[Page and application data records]
____________________

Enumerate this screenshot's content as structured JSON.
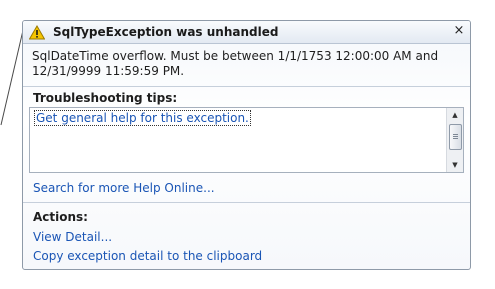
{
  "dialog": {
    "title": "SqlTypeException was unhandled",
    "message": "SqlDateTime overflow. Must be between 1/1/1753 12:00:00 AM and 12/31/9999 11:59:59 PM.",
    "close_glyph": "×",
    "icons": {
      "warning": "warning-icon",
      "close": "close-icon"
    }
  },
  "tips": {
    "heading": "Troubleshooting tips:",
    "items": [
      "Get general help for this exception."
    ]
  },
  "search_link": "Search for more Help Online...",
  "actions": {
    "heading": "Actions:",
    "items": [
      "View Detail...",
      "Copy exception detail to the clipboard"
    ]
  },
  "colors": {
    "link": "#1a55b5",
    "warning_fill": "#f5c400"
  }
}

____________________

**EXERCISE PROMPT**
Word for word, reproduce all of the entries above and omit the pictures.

**RESULT OF THIS TASK**
Enumerate this screenshot's content as structured JSON.
{
  "dialog": {
    "title": "SqlTypeException was unhandled",
    "message": "SqlDateTime overflow. Must be between 1/1/1753 12:00:00 AM and 12/31/9999 11:59:59 PM.",
    "close_glyph": "×",
    "icons": {
      "warning": "warning-icon",
      "close": "close-icon"
    }
  },
  "tips": {
    "heading": "Troubleshooting tips:",
    "items": [
      "Get general help for this exception."
    ]
  },
  "search_link": "Search for more Help Online...",
  "actions": {
    "heading": "Actions:",
    "items": [
      "View Detail...",
      "Copy exception detail to the clipboard"
    ]
  },
  "colors": {
    "link": "#1a55b5",
    "warning_fill": "#f5c400"
  }
}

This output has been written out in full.